Labour Ministry Plans Law To Cut Paperwork

New Delhi, November 8 | Updated: Nov 9 2003, 05:30am hrs
In a major initiative to simplify procedures for entrepreneurs, the labour ministry is working on a legislation to bring down the number of registers to be filled by units.

The proposed legislation, to be called Labour Laws (maintenance of register, submission of annual return, notices, etc) Act, intends to do away with more than a dozen registers and the filing of returns.

At present, these registers are needed to be maintained under such rules as the contract labour (regulation & abolition) rules of 1971, the child labour (prohibition & regulation) rules of 1988, the equal remuneration rules, the inter-state migrant workmen (regulation of employment & conditions of service) central rules of 1980, the Building & Other Construction Workers Act of 1996, the minimum wages (central) rules of 1950, the payment of wages (railways) rules of 1938, the payment of wages (mines) rules of 1936, the payment of wages (air transport service) rules of 1968, etc.

The proposed legislation is based on the recommendations of a working group constituted by the ministry to suggest simplification of the existing forms for returns and registers.

The group has noted that under the laws related to contract labour, equal remuneration, etc, it is mandatory on the part of employers to maintain registers.

The group has recommended that the registers of employed persons under such laws, except the Sales Promotion Employees (condition of service) Act of 1976, and the Working Journalists & Other Newspaper Employees (condition of service) and Miscellaneous Provisions Act of 1955, can be consolidated into one register.

The group has also recommended that the muster rolls, wage register and register of other deductions prescribed under the five kinds of rules can be consolidated into one register. The rules are under the Payment of Wages Act of 1936, the Minimum Wages Act, the CL (R&A) Act, the ISMW (RE&CS) Act and the BOCW (RE&CS) Act. Further, the group has suggested that the annual return prescribed under all these enactments be consolidated into one common form of annual return.

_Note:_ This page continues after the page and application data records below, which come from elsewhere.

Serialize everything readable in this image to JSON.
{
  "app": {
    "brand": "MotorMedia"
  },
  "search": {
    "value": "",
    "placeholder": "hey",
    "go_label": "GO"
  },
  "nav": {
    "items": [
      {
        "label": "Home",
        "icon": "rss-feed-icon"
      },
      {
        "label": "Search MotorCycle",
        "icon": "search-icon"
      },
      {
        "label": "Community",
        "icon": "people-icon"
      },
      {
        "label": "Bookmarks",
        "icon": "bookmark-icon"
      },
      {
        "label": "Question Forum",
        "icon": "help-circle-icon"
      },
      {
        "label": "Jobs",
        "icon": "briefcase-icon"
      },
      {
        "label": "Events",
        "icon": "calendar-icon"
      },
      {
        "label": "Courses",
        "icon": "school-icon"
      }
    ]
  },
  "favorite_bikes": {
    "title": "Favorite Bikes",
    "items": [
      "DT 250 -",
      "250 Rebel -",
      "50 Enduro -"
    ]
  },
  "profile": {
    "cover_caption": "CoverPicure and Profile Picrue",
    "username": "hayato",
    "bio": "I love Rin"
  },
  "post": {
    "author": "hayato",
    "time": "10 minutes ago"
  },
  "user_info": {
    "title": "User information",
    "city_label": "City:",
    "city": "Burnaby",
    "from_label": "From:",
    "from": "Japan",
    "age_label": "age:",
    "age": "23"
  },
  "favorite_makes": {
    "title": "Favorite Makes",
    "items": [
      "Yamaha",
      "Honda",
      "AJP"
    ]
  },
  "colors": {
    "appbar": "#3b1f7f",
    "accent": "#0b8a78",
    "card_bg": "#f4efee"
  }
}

Some enactments provide for display of abstracts of Acts and rules at the workplace. The group wants this practice to be stopped. The group has further favoured suitable provisions to enable the employer to furnish annual returns, notices, etc, to concerned authorities through e-mails and floppy and to maintain the prescribed registers on computers.

The group has also observed that there are more than 15 labour laws in the Central sphere and almost an equal number, if not more, in the state spheres, prescribing a variety of returns which the employers must furnish and registers that they must maintain. Such unremunerative activities are especially vexatious for small and medium enterprises. A reduction in the number of returns and registers through consolidation and simplification would result into better compliance by employers, it said.